→ **Required action**
For the records below, the count of lines that hold "Edit" is required; give only that number.

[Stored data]

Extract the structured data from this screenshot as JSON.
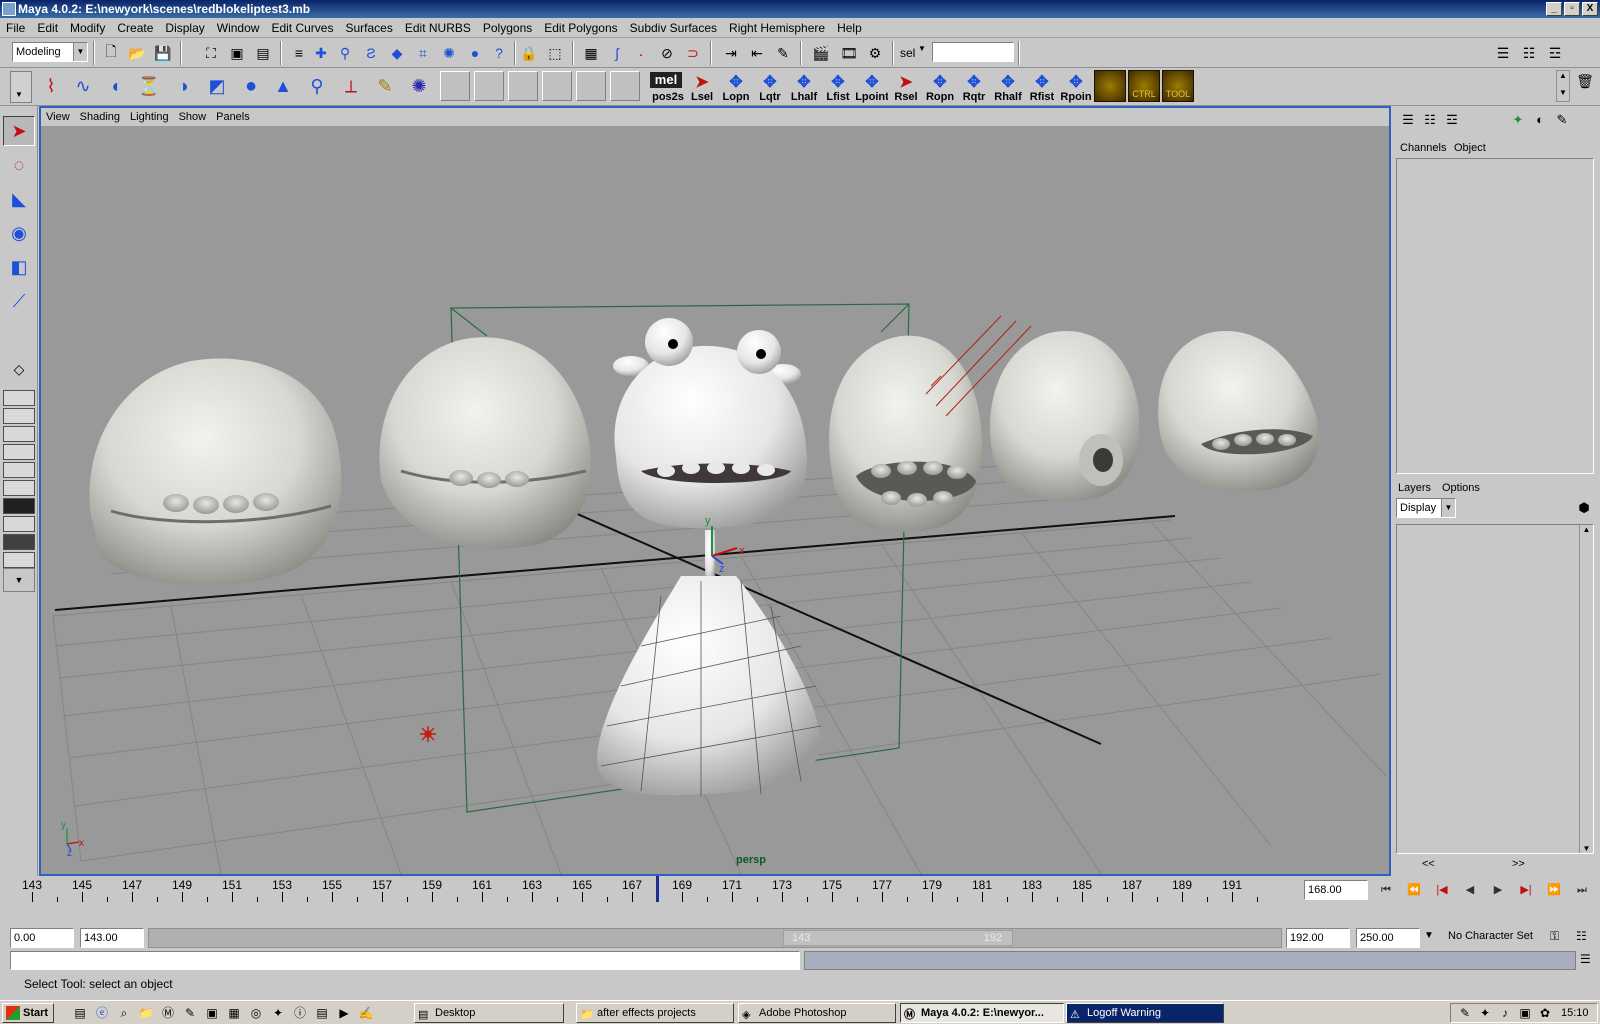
{
  "window": {
    "title": "Maya 4.0.2: E:\\newyork\\scenes\\redblokeliptest3.mb",
    "controls": [
      "_",
      "▫",
      "X"
    ]
  },
  "menubar": [
    "File",
    "Edit",
    "Modify",
    "Create",
    "Display",
    "Window",
    "Edit Curves",
    "Surfaces",
    "Edit NURBS",
    "Polygons",
    "Edit Polygons",
    "Subdiv Surfaces",
    "Right Hemisphere",
    "Help"
  ],
  "statusline": {
    "mode": "Modeling",
    "sel_label": "sel",
    "sel_value": ""
  },
  "shelf": {
    "mel_label": "mel",
    "buttons": [
      "pos2s",
      "Lsel",
      "Lopn",
      "Lqtr",
      "Lhalf",
      "Lfist",
      "Lpoint",
      "Rsel",
      "Ropn",
      "Rqtr",
      "Rhalf",
      "Rfist",
      "Rpoin"
    ],
    "gold": [
      "",
      "CTRL",
      "TOOL"
    ]
  },
  "viewport": {
    "menu": [
      "View",
      "Shading",
      "Lighting",
      "Show",
      "Panels"
    ],
    "camera": "persp",
    "axis": {
      "x": "x",
      "y": "y",
      "z": "z"
    }
  },
  "channelbox": {
    "tabs": [
      "Channels",
      "Object"
    ],
    "layers_tabs": [
      "Layers",
      "Options"
    ],
    "layer_mode": "Display",
    "scroll_left": "<<",
    "scroll_right": ">>"
  },
  "timeslider": {
    "ticks": [
      "143",
      "145",
      "147",
      "149",
      "151",
      "153",
      "155",
      "157",
      "159",
      "161",
      "163",
      "165",
      "167",
      "169",
      "171",
      "173",
      "175",
      "177",
      "179",
      "181",
      "183",
      "185",
      "187",
      "189",
      "191"
    ],
    "current_frame": "168.00",
    "current_value": 168
  },
  "range": {
    "anim_start": "0.00",
    "play_start": "143.00",
    "slider_start": "143",
    "slider_end": "192",
    "play_end": "192.00",
    "anim_end": "250.00",
    "character_set": "No Character Set"
  },
  "helpline": {
    "text": "Select Tool: select an object"
  },
  "taskbar": {
    "start": "Start",
    "tasks": [
      "Desktop",
      "after effects projects",
      "Adobe Photoshop",
      "Maya 4.0.2: E:\\newyor...",
      "Logoff Warning"
    ],
    "clock": "15:10"
  },
  "colors": {
    "title_gradient_start": "#0a246a",
    "viewport_bg": "#999999",
    "viewport_border": "#3060c0",
    "camera_label": "#0b5a2a",
    "bounding_box": "#2a6a40"
  }
}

→ **Problem solution**
4